___ STUDY MATERIAL

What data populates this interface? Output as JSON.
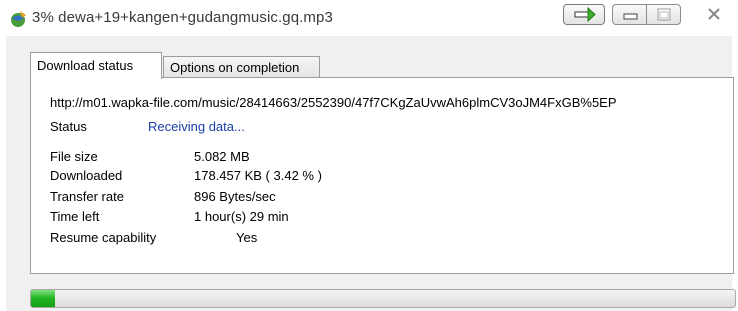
{
  "window": {
    "title": "3% dewa+19+kangen+gudangmusic.gq.mp3",
    "app_icon": "download-globe-icon",
    "buttons": [
      "arrow-right-icon",
      "minimize-icon",
      "maximize-icon",
      "close-icon"
    ]
  },
  "tabs": [
    {
      "label": "Download status",
      "active": true
    },
    {
      "label": "Options on completion",
      "active": false
    }
  ],
  "details": {
    "url": "http://m01.wapka-file.com/music/28414663/2552390/47f7CKgZaUvwAh6plmCV3oJM4FxGB%5EP",
    "status_label": "Status",
    "status_value": "Receiving data...",
    "rows": [
      {
        "label": "File size",
        "value": "5.082  MB"
      },
      {
        "label": "Downloaded",
        "value": "178.457  KB  ( 3.42 % )"
      },
      {
        "label": "Transfer rate",
        "value": "896  Bytes/sec"
      },
      {
        "label": "Time left",
        "value": "1 hour(s) 29 min"
      },
      {
        "label": "Resume capability",
        "value": "Yes"
      }
    ]
  },
  "progress": {
    "percent": 3.42,
    "fill_color": "#1fb21f"
  }
}
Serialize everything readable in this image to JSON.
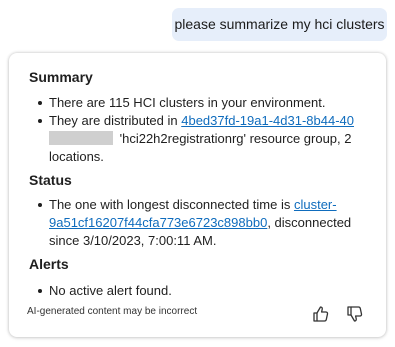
{
  "user_message": "please summarize my hci clusters",
  "response": {
    "summary": {
      "heading": "Summary",
      "item1": "There are 115 HCI clusters in your environment.",
      "item2_prefix": "They are distributed in ",
      "item2_link": "4bed37fd-19a1-4d31-8b44-40",
      "item2_suffix": " 'hci22h2registrationrg' resource group, 2 locations."
    },
    "status": {
      "heading": "Status",
      "prefix": "The one with longest disconnected time is ",
      "link": "cluster-9a51cf16207f44cfa773e6723c898bb0",
      "suffix": ", disconnected since 3/10/2023, 7:00:11 AM."
    },
    "alerts": {
      "heading": "Alerts",
      "item": "No active alert found."
    },
    "disclaimer": "AI-generated content may be incorrect"
  },
  "icons": {
    "like": "thumbs-up-icon",
    "dislike": "thumbs-down-icon"
  },
  "colors": {
    "link": "#0f6cbd",
    "user_bubble": "#e6eefa"
  }
}
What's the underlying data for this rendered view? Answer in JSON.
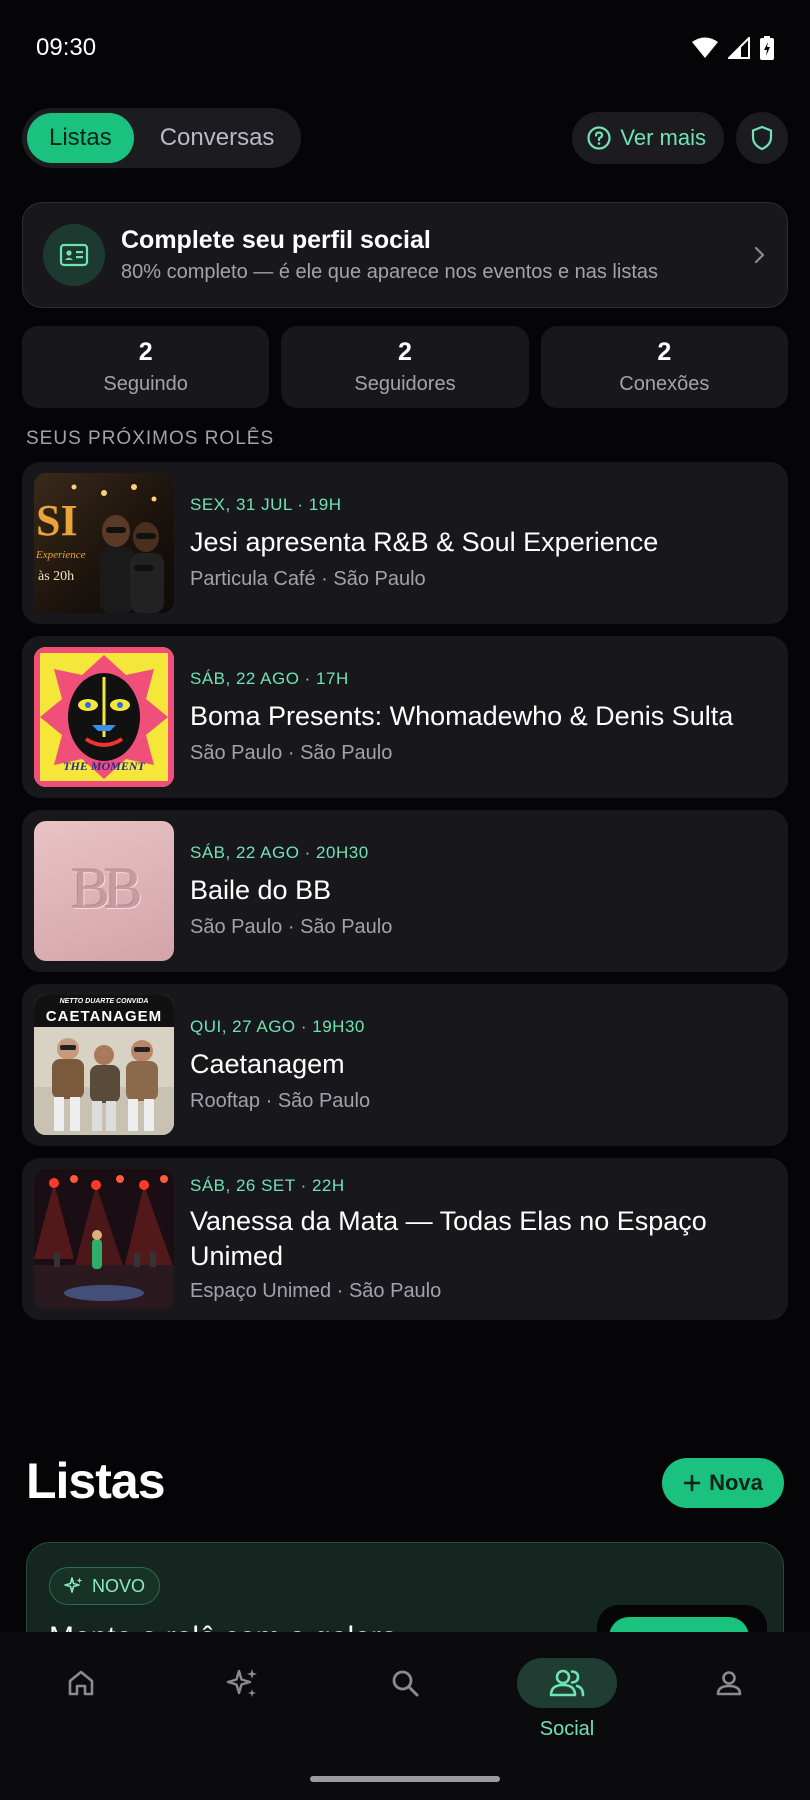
{
  "status_bar": {
    "time": "09:30"
  },
  "tabs": [
    {
      "label": "Listas",
      "active": true
    },
    {
      "label": "Conversas",
      "active": false
    }
  ],
  "top_actions": {
    "ver_mais": "Ver mais"
  },
  "profile_card": {
    "title": "Complete seu perfil social",
    "subtitle": "80% completo — é ele que aparece nos eventos e nas listas"
  },
  "stats": [
    {
      "value": "2",
      "label": "Seguindo"
    },
    {
      "value": "2",
      "label": "Seguidores"
    },
    {
      "value": "2",
      "label": "Conexões"
    }
  ],
  "section_label": "SEUS PRÓXIMOS ROLÊS",
  "events": [
    {
      "date": "SEX, 31 JUL · 19H",
      "title": "Jesi apresenta R&B & Soul Experience",
      "place": "Particula Café · São Paulo",
      "poster_text": "SI",
      "poster_sub": "Experience",
      "poster_time": "às 20h"
    },
    {
      "date": "SÁB, 22 AGO · 17H",
      "title": "Boma Presents: Whomadewho & Denis Sulta",
      "place": "São Paulo · São Paulo",
      "poster_text": "THE MOMENT"
    },
    {
      "date": "SÁB, 22 AGO · 20H30",
      "title": "Baile do BB",
      "place": "São Paulo · São Paulo",
      "poster_text": "BB"
    },
    {
      "date": "QUI, 27 AGO · 19H30",
      "title": "Caetanagem",
      "place": "Rooftap · São Paulo",
      "poster_text": "CAETANAGEM",
      "poster_sub": "NETTO DUARTE CONVIDA"
    },
    {
      "date": "SÁB, 26 SET · 22H",
      "title": "Vanessa da Mata — Todas Elas no Espaço Unimed",
      "place": "Espaço Unimed · São Paulo"
    }
  ],
  "listas": {
    "title": "Listas",
    "new_button": "Nova",
    "promo_badge": "NOVO",
    "promo_text": "Monte o rolê com a galera"
  },
  "bottom_nav": [
    {
      "icon": "home-icon",
      "label": "",
      "active": false
    },
    {
      "icon": "sparkles-icon",
      "label": "",
      "active": false
    },
    {
      "icon": "search-icon",
      "label": "",
      "active": false
    },
    {
      "icon": "people-icon",
      "label": "Social",
      "active": true
    },
    {
      "icon": "person-icon",
      "label": "",
      "active": false
    }
  ],
  "colors": {
    "accent": "#1ac17f",
    "accent_text": "#6fe3b4",
    "background": "#050507",
    "card": "#18181c"
  }
}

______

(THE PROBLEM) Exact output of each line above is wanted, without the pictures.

(EXERCISE ANSWER)
What data populates this interface? Output as JSON.
{
  "window": {
    "title": "3% dewa+19+kangen+gudangmusic.gq.mp3",
    "app_icon": "download-globe-icon",
    "buttons": [
      "arrow-right-icon",
      "minimize-icon",
      "maximize-icon",
      "close-icon"
    ]
  },
  "tabs": [
    {
      "label": "Download status",
      "active": true
    },
    {
      "label": "Options on completion",
      "active": false
    }
  ],
  "details": {
    "url": "http://m01.wapka-file.com/music/28414663/2552390/47f7CKgZaUvwAh6plmCV3oJM4FxGB%5EP",
    "status_label": "Status",
    "status_value": "Receiving data...",
    "rows": [
      {
        "label": "File size",
        "value": "5.082  MB"
      },
      {
        "label": "Downloaded",
        "value": "178.457  KB  ( 3.42 % )"
      },
      {
        "label": "Transfer rate",
        "value": "896  Bytes/sec"
      },
      {
        "label": "Time left",
        "value": "1 hour(s) 29 min"
      },
      {
        "label": "Resume capability",
        "value": "Yes"
      }
    ]
  },
  "progress": {
    "percent": 3.42,
    "fill_color": "#1fb21f"
  }
}
Serialize everything readable in this image to JSON.
{
  "user_message": "please summarize my hci clusters",
  "response": {
    "summary": {
      "heading": "Summary",
      "item1": "There are 115 HCI clusters in your environment.",
      "item2_prefix": "They are distributed in ",
      "item2_link": "4bed37fd-19a1-4d31-8b44-40",
      "item2_suffix": " 'hci22h2registrationrg' resource group, 2 locations."
    },
    "status": {
      "heading": "Status",
      "prefix": "The one with longest disconnected time is ",
      "link": "cluster-9a51cf16207f44cfa773e6723c898bb0",
      "suffix": ", disconnected since 3/10/2023, 7:00:11 AM."
    },
    "alerts": {
      "heading": "Alerts",
      "item": "No active alert found."
    },
    "disclaimer": "AI-generated content may be incorrect"
  },
  "icons": {
    "like": "thumbs-up-icon",
    "dislike": "thumbs-down-icon"
  },
  "colors": {
    "link": "#0f6cbd",
    "user_bubble": "#e6eefa"
  }
}
What's the underlying data for this rendered view? Answer in JSON.
{
  "status_bar": {
    "time": "09:30"
  },
  "tabs": [
    {
      "label": "Listas",
      "active": true
    },
    {
      "label": "Conversas",
      "active": false
    }
  ],
  "top_actions": {
    "ver_mais": "Ver mais"
  },
  "profile_card": {
    "title": "Complete seu perfil social",
    "subtitle": "80% completo — é ele que aparece nos eventos e nas listas"
  },
  "stats": [
    {
      "value": "2",
      "label": "Seguindo"
    },
    {
      "value": "2",
      "label": "Seguidores"
    },
    {
      "value": "2",
      "label": "Conexões"
    }
  ],
  "section_label": "SEUS PRÓXIMOS ROLÊS",
  "events": [
    {
      "date": "SEX, 31 JUL · 19H",
      "title": "Jesi apresenta R&B & Soul Experience",
      "place": "Particula Café · São Paulo",
      "poster_text": "SI",
      "poster_sub": "Experience",
      "poster_time": "às 20h"
    },
    {
      "date": "SÁB, 22 AGO · 17H",
      "title": "Boma Presents: Whomadewho & Denis Sulta",
      "place": "São Paulo · São Paulo",
      "poster_text": "THE MOMENT"
    },
    {
      "date": "SÁB, 22 AGO · 20H30",
      "title": "Baile do BB",
      "place": "São Paulo · São Paulo",
      "poster_text": "BB"
    },
    {
      "date": "QUI, 27 AGO · 19H30",
      "title": "Caetanagem",
      "place": "Rooftap · São Paulo",
      "poster_text": "CAETANAGEM",
      "poster_sub": "NETTO DUARTE CONVIDA"
    },
    {
      "date": "SÁB, 26 SET · 22H",
      "title": "Vanessa da Mata — Todas Elas no Espaço Unimed",
      "place": "Espaço Unimed · São Paulo"
    }
  ],
  "listas": {
    "title": "Listas",
    "new_button": "Nova",
    "promo_badge": "NOVO",
    "promo_text": "Monte o rolê com a galera"
  },
  "bottom_nav": [
    {
      "icon": "home-icon",
      "label": "",
      "active": false
    },
    {
      "icon": "sparkles-icon",
      "label": "",
      "active": false
    },
    {
      "icon": "search-icon",
      "label": "",
      "active": false
    },
    {
      "icon": "people-icon",
      "label": "Social",
      "active": true
    },
    {
      "icon": "person-icon",
      "label": "",
      "active": false
    }
  ],
  "colors": {
    "accent": "#1ac17f",
    "accent_text": "#6fe3b4",
    "background": "#050507",
    "card": "#18181c"
  }
}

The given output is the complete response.